It's really fun to watch the Other Side experience the sleazeball sophistry of the Coulter Method, if only momentarily. This in particular jumped out:
One Web site defending Bush's choice of a graduate from an undistinguished law school complains that Miers' critics "are playing the Democrats' game," claiming that the "GOP is not the party which idolizes Ivy League acceptability as the criterion of intellectual and mental fitness." (In the sort of error that results from trying to sound "Ivy League" rather than being clear, that sentence uses the grammatically incorrect "which" instead of "that." Web sites defending the academically mediocre would be a lot more convincing without all the grammatical errors.)(Isn't that just so Ann? One putative grammatical error becomes "all the grammatical errors".... There's got to be a name for this greasy technique; I'd like to propose Coulterian Multiplication.)
At any rate, Ann's trying to score some cheap points here by schoolmarmishly twitting an unidentified Web site for a grammatical solecism. (Interestingly -- and oh, so Coulterianly -- she doesn't tell us which Web site it is; nor does she provide a hyperlink so we can verify her assertion that such a sentence even exists -- for all we know, she made the damned thing up.)

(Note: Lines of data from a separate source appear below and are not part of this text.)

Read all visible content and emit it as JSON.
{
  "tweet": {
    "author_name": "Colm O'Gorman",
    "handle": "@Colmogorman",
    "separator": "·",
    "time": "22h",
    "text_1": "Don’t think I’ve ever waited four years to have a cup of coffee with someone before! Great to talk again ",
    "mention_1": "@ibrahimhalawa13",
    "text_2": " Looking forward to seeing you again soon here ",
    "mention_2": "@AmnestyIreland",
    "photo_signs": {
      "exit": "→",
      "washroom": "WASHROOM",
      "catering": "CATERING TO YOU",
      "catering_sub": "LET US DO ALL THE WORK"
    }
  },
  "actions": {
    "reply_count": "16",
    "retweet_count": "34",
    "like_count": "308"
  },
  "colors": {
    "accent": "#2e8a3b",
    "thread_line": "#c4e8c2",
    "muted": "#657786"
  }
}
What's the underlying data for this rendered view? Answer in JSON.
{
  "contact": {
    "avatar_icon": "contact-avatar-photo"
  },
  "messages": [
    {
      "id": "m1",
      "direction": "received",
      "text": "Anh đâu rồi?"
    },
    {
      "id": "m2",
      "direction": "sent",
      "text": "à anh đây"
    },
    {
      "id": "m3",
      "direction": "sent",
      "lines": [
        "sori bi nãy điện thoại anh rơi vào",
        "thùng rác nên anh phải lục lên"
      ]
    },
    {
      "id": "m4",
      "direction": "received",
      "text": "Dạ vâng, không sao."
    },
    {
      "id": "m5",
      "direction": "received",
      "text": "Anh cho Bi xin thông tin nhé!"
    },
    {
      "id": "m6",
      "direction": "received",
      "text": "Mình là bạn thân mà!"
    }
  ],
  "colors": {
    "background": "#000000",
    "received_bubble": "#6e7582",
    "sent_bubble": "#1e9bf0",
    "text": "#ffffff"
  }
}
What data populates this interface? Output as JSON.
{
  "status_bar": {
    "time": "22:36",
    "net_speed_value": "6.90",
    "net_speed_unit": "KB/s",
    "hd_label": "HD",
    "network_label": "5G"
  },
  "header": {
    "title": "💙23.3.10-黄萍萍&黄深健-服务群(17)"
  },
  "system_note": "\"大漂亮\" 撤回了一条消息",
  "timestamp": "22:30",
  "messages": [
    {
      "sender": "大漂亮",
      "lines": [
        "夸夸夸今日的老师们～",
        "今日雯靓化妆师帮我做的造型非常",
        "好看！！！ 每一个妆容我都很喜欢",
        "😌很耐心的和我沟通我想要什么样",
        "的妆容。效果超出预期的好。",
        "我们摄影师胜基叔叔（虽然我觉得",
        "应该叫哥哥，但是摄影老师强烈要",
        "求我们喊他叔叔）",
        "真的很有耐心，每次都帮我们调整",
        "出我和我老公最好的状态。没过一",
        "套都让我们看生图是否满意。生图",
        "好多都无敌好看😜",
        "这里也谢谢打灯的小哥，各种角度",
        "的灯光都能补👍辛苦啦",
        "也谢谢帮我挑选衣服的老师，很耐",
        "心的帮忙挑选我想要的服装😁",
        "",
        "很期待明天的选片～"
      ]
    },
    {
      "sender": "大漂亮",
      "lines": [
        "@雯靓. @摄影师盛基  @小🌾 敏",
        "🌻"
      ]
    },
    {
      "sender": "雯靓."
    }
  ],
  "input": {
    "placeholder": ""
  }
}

"Which" versus "that" is a rule of thumb, not a hard-and-fast law of grammar. I've seen many, many well-established authors (chiefly, but not exclusively, British) of enormous literary repute who exclusively employ "which" to offset restrictive clauses. I'm a former copy editor; this is the sort of thing that jumps out at you.
The particular use of "which" not "that" that Ann so confidently decries ("The GOP is not the party which idolizes Ivy League acceptability...") isn't actually incorrect at all. The phrase means exactly the same with either word employed. Go ahead; try it. "That" is preferred by many US styleguides in that case, but that doesn't mean that not using it is a violation of some kind of Immutable Olympian Law of Grammar, to be invoked by finger-wagging sleazeball wingnut columnists trying to make you look stupid.

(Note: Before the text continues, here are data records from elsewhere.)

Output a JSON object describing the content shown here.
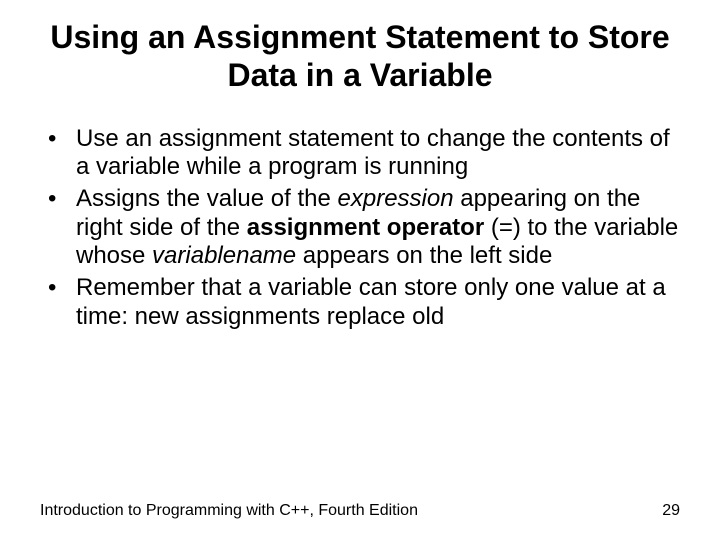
{
  "title": "Using an Assignment Statement to Store Data in a Variable",
  "bullets": {
    "b1": "Use an assignment statement to change the contents of a variable while a program is running",
    "b2_p1": "Assigns the value of the ",
    "b2_i1": "expression",
    "b2_p2": " appearing on the right side of the ",
    "b2_b1": "assignment operator",
    "b2_p3": " (=) to the variable whose ",
    "b2_i2": "variablename",
    "b2_p4": " appears on the left side",
    "b3": "Remember that a variable can store only one value at a time: new assignments replace old"
  },
  "footer": {
    "left": "Introduction to Programming with C++, Fourth Edition",
    "page": "29"
  }
}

There are times when offsetting a restrictive clause with "which" is truly incorrect. The sentence,
All the patrol boats in the Navy which are sinking should be scrapped.is worlds away in meaning from
All the patrol boats in the Navy that are sinking should be scrapped.But that doesn't apply to the usage that Ann castigates.
The sentence under discussion is, it must be admitted, monumentally crappy: the phrase "which idolizes Ivy League acceptability as the criterion" is about as pompously clumsy a thing as I've read all month, but criticism of style isn't Ann's strong suit. She'd rather serve up a cheeseball dinger that she thinks nobody's going to call her on. Sorry -- on which nobody's going to call her.
Well, I just did.